Our San Francisco team switched to working remotely in March 2020 and continued working from home through the first half of 2021 as the company more than doubled in size. During that period, the team continued to push the company forward and was able to successfully close our Series B fundraising. As a company, we strongly believe in the value of an in-person work model and a community that is built on real-life human connections. We also believe that nothing is more important than the health and safety of our employees, our partners, and our communities. This meant that any potential return to the office had to be rooted in a science-based approach — we wanted to ensure all of our stakeholders felt comfortable, safe, and supported.
Thus, once the San Francisco team was 100% vaccinated and the data suggested more broadly that vaccination efforts were vastly decreasing the spread of COVID-19, we began to scout for a new space. After looking at more than a dozen offices around the city, we finally found a new place to call ‘home’. The beautiful brick building, formerly known as “The Barrel House”, is located in the heart of downtown San Francisco and at one time served as a wine warehouse, prohibition speakeasy, and most recently a concert hall where musicians and talented artists would come together over good food, drinks, and music. The 6,400 ft2, three-story building offers plenty of space for the team to grow, be creative, and collaborate as we (re)adapt to an in-person model.
In celebration of the new office and return to in-person work, we hosted an office-warming party in mid-July with all San Francisco Ossies and their significant others. It was an extra-special event since for many it was the first opportunity to meet and get to know one another outside of Zoom. It was an amazing evening with lots of laughter, tasty hors d’oeuvres, and good company.
Later in July, we were lucky to host another dinner party as our Co-Founder and CEO, Kevin Caldwell, graciously invited the whole team to his humble home. This too was a wonderful opportunity for the San Francisco Ossies and their partners to bond over good food and drinks, and we even had Erik Woods, the Co-Founder & Chief Science Officer join us from Indianapolis.
Here at Ossium, we understand the importance of celebration and human connection.
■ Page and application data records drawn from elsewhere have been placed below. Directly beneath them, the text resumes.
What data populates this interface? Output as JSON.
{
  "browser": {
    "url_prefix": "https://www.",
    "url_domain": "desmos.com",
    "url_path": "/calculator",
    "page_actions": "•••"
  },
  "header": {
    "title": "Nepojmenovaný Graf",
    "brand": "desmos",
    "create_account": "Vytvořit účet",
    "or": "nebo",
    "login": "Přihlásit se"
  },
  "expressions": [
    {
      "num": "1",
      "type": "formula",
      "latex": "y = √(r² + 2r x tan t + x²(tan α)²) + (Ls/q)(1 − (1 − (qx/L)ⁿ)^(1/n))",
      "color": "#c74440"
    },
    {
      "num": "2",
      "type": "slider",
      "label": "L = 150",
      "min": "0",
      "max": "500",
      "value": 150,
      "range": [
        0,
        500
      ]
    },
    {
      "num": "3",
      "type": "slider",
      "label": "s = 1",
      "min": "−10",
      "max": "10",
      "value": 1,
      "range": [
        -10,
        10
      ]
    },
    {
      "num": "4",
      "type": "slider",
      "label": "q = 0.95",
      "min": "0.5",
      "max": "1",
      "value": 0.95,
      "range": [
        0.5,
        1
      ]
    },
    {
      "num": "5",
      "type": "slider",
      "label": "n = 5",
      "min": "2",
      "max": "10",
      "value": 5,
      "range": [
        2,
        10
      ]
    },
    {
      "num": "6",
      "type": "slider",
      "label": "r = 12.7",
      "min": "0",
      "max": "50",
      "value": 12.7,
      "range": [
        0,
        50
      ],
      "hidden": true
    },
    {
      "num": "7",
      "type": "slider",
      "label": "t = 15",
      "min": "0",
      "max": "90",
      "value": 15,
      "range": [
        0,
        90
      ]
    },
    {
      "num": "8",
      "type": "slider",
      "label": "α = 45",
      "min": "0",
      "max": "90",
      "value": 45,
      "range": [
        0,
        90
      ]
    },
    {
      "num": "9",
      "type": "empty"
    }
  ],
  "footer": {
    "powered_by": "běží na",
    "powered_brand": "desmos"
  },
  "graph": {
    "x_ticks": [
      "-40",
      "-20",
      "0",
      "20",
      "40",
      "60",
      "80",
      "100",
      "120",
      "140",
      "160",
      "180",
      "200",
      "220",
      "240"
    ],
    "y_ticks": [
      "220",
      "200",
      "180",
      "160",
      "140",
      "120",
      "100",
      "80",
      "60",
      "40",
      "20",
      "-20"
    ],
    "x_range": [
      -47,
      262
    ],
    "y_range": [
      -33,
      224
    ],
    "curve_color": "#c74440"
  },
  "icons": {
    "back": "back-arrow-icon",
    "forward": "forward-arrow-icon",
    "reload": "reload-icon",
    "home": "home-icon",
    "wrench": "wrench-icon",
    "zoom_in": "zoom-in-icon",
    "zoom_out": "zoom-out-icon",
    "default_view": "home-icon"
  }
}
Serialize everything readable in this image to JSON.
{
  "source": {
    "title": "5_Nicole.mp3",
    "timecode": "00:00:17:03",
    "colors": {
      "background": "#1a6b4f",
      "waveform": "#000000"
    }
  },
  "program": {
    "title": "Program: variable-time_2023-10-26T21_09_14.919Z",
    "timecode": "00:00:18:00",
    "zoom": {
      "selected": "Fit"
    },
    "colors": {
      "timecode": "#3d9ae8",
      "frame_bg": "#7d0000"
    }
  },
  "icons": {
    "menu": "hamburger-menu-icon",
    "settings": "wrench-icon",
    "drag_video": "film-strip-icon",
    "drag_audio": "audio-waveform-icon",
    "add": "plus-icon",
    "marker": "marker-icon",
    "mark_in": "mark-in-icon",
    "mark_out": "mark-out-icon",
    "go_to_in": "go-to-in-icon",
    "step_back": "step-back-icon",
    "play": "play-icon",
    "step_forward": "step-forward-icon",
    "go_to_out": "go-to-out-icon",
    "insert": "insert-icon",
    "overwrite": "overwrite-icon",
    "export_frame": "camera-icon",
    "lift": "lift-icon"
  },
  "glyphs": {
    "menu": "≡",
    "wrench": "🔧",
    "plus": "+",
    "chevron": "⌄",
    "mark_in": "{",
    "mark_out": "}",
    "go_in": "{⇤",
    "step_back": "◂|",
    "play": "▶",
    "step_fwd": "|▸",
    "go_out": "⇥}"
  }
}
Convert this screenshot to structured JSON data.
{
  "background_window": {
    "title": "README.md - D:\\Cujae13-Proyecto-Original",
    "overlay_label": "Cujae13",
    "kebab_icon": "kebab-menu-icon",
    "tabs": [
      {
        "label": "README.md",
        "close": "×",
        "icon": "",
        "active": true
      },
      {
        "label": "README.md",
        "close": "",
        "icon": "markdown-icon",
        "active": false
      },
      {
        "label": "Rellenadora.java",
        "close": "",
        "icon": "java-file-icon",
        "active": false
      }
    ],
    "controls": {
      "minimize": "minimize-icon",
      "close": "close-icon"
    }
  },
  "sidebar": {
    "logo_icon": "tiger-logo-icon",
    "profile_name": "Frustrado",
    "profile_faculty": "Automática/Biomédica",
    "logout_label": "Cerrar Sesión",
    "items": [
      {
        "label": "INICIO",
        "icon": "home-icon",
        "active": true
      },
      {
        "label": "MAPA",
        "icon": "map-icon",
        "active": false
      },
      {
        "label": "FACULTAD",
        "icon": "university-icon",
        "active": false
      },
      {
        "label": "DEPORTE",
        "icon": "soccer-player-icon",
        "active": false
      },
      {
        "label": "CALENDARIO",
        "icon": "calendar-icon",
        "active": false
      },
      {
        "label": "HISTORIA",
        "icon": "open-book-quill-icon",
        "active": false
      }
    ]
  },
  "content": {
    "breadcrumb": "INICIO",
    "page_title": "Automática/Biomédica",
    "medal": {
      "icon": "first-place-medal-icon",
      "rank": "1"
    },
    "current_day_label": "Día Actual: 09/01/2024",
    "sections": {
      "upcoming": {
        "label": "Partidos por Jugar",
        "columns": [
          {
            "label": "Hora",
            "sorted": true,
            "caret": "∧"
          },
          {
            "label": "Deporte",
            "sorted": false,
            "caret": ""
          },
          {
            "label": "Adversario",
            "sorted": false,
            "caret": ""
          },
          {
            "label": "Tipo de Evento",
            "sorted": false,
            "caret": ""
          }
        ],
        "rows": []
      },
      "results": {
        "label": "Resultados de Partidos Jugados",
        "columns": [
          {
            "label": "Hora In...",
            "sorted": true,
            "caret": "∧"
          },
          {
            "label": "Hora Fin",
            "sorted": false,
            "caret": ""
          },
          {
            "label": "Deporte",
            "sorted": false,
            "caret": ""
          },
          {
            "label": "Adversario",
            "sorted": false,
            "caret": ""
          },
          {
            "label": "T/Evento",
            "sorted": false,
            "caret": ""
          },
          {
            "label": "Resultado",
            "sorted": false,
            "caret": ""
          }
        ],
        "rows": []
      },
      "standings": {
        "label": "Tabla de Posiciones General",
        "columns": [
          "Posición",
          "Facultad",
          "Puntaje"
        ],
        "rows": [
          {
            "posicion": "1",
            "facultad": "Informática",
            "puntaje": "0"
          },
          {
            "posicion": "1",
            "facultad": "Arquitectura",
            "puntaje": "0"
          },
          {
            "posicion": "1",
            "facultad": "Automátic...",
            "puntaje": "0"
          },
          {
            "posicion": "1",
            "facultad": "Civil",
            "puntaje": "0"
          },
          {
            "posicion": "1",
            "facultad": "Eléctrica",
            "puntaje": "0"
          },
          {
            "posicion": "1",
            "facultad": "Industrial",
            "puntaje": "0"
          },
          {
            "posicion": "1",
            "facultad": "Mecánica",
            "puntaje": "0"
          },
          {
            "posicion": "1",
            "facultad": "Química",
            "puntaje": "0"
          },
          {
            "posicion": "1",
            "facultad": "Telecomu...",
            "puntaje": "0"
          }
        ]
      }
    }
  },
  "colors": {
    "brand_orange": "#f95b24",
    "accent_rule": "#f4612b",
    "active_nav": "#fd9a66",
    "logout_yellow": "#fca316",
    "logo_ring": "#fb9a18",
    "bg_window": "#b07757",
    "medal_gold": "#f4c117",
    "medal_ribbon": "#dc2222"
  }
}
We look forward to many more opportunities to relish our achievements both big and small, and can’t wait to see how we continue to evolve as a company in the years to come.
ExCellThera Inc., a clinical-stage cell and molecular medicine company delivering molecules and bioengineering solutions to expand stem and immune cells for therapeutic use, and Ossium Health, a therapeutics company harnessing the power of stem cell science to improve treatment for patients with blood and immune diseases, announced on April 21 a collaboration agreement to evaluate and advance opportunities to combine their capabilities to further the goal of improving human health.
The collaboration plans to evaluate and advance opportunities to employ adult stem cells from deceased donors from Ossium Health’s first-in-the-world bone marrow bank in conjunction with ExCellThera’s ECT-001 cell expansion and rejuvenation technology, comprised of the UM171 small molecule and an optimized culture system, to treat blood cancers, improve solid organ tolerization and repair damage from radiation.